EXERCISE GOAL: Of all the lines in the records below, copy only those that contain the string "Settings".

INFORMATION GIVEN:
----------------

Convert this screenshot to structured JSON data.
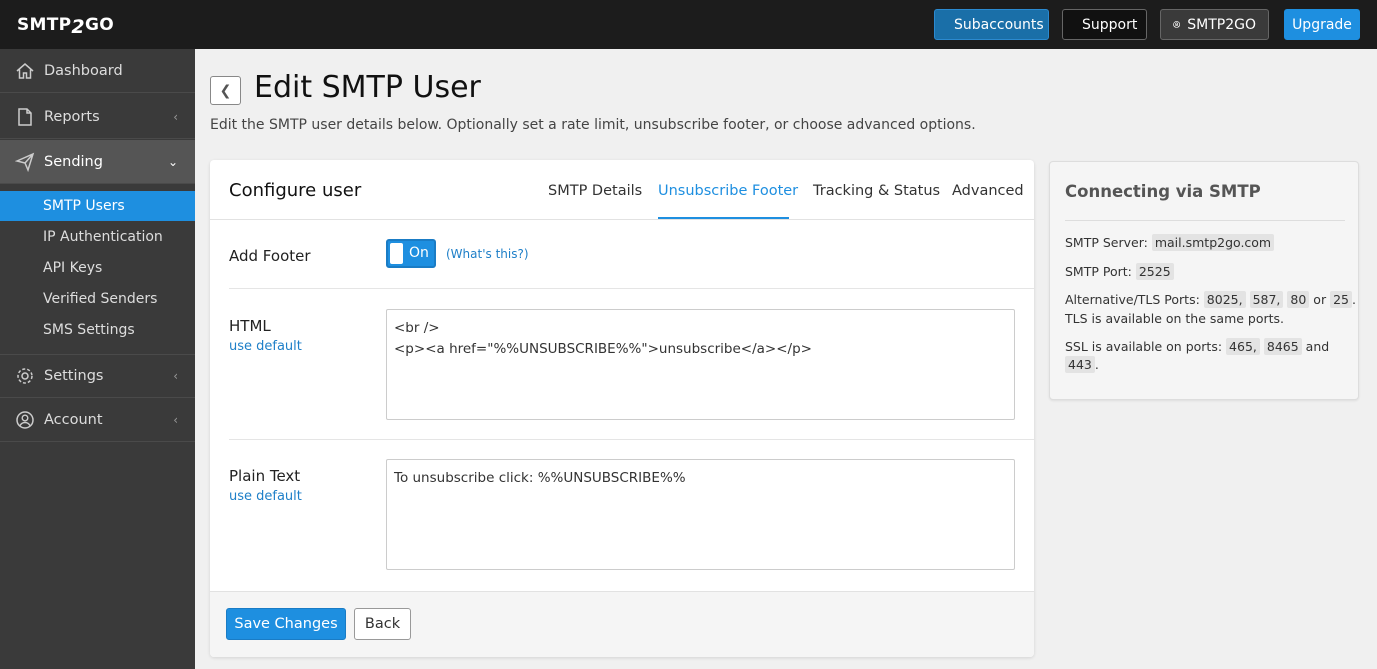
{
  "app": {
    "logo_prefix": "SMTP",
    "logo_two": "2",
    "logo_suffix": "GO"
  },
  "topbar": {
    "subaccounts": "Subaccounts",
    "support": "Support",
    "account": "SMTP2GO",
    "upgrade": "Upgrade"
  },
  "sidebar": {
    "dashboard": "Dashboard",
    "reports": "Reports",
    "sending": "Sending",
    "sending_sub": [
      "SMTP Users",
      "IP Authentication",
      "API Keys",
      "Verified Senders",
      "SMS Settings"
    ],
    "settings": "Settings",
    "account": "Account"
  },
  "page": {
    "title": "Edit SMTP User",
    "subtitle": "Edit the SMTP user details below. Optionally set a rate limit, unsubscribe footer, or choose advanced options."
  },
  "card": {
    "title": "Configure user",
    "tabs": [
      "SMTP Details",
      "Unsubscribe Footer",
      "Tracking & Status",
      "Advanced"
    ],
    "active_tab": "Unsubscribe Footer",
    "add_footer_label": "Add Footer",
    "toggle_label": "On",
    "whats_this": "(What's this?)",
    "html_label": "HTML",
    "use_default": "use default",
    "html_value": "<br />\n<p><a href=\"%%UNSUBSCRIBE%%\">unsubscribe</a></p>",
    "plain_label": "Plain Text",
    "plain_value": "To unsubscribe click: %%UNSUBSCRIBE%%",
    "save_label": "Save Changes",
    "back_label": "Back"
  },
  "smtp_info": {
    "title": "Connecting via SMTP",
    "server_label": "SMTP Server:",
    "server": "mail.smtp2go.com",
    "port_label": "SMTP Port:",
    "port": "2525",
    "alt_label": "Alternative/TLS Ports:",
    "alt_ports": [
      "8025,",
      "587,",
      "80"
    ],
    "alt_or": "or",
    "alt_last": "25",
    "tls_note": "TLS is available on the same ports.",
    "ssl_label": "SSL is available on ports:",
    "ssl_ports": [
      "465,",
      "8465"
    ],
    "ssl_and": "and",
    "ssl_last": "443"
  },
  "colors": {
    "accent": "#1e8fe0",
    "topbar": "#1c1c1c",
    "sidebar": "#3a3a3a"
  }
}
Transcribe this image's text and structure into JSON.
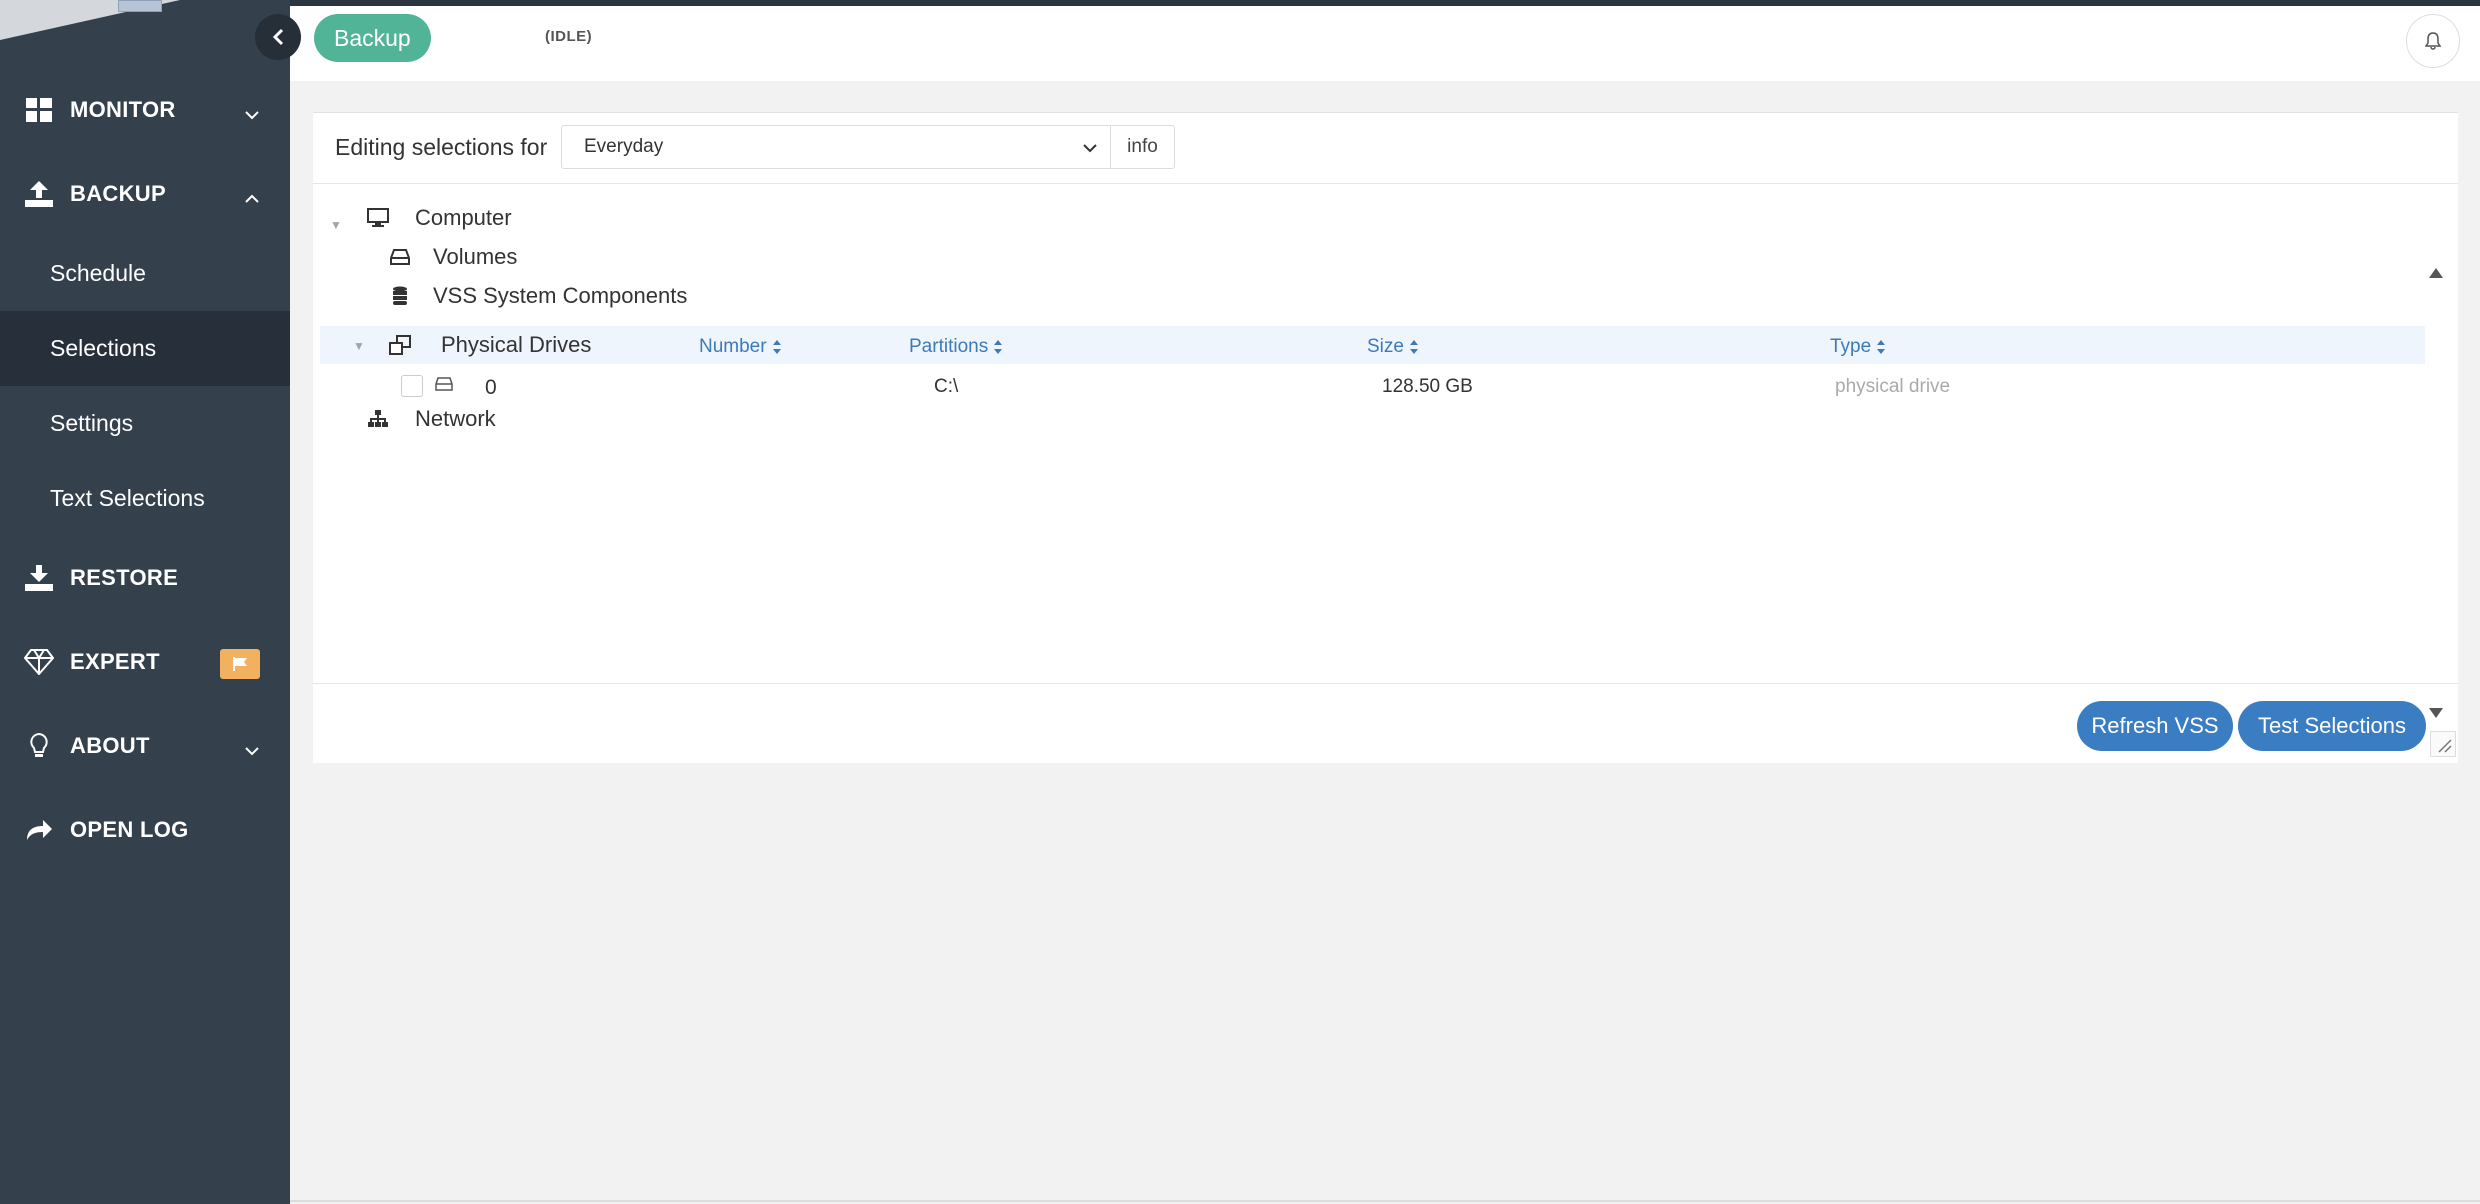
{
  "header": {
    "backup_label": "Backup",
    "status": "(IDLE)"
  },
  "sidebar": {
    "items": [
      {
        "label": "MONITOR",
        "icon": "dashboard-icon"
      },
      {
        "label": "BACKUP",
        "icon": "upload-icon"
      },
      {
        "label": "RESTORE",
        "icon": "download-icon"
      },
      {
        "label": "EXPERT",
        "icon": "diamond-icon"
      },
      {
        "label": "ABOUT",
        "icon": "lightbulb-icon"
      },
      {
        "label": "OPEN LOG",
        "icon": "share-arrow-icon"
      }
    ],
    "backup_sub": [
      {
        "label": "Schedule"
      },
      {
        "label": "Selections",
        "active": true
      },
      {
        "label": "Settings"
      },
      {
        "label": "Text Selections"
      }
    ]
  },
  "editor": {
    "label": "Editing selections for",
    "selected_set": "Everyday",
    "info_label": "info"
  },
  "tree": {
    "computer": "Computer",
    "volumes": "Volumes",
    "vss": "VSS System Components",
    "physical_drives": "Physical Drives",
    "network": "Network",
    "columns": {
      "number": "Number",
      "partitions": "Partitions",
      "size": "Size",
      "type": "Type"
    },
    "rows": [
      {
        "number": "0",
        "partitions": "C:\\",
        "size": "128.50 GB",
        "type": "physical drive"
      }
    ]
  },
  "actions": {
    "refresh_vss": "Refresh VSS",
    "test_selections": "Test Selections"
  },
  "colors": {
    "sidebar_bg": "#34404c",
    "accent_green": "#52b497",
    "accent_blue": "#3a7dc2",
    "flag_orange": "#f2b15f"
  }
}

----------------

RESPONSE:
      "SMS Settings"
    "settings": "Settings",
        "label": "Settings"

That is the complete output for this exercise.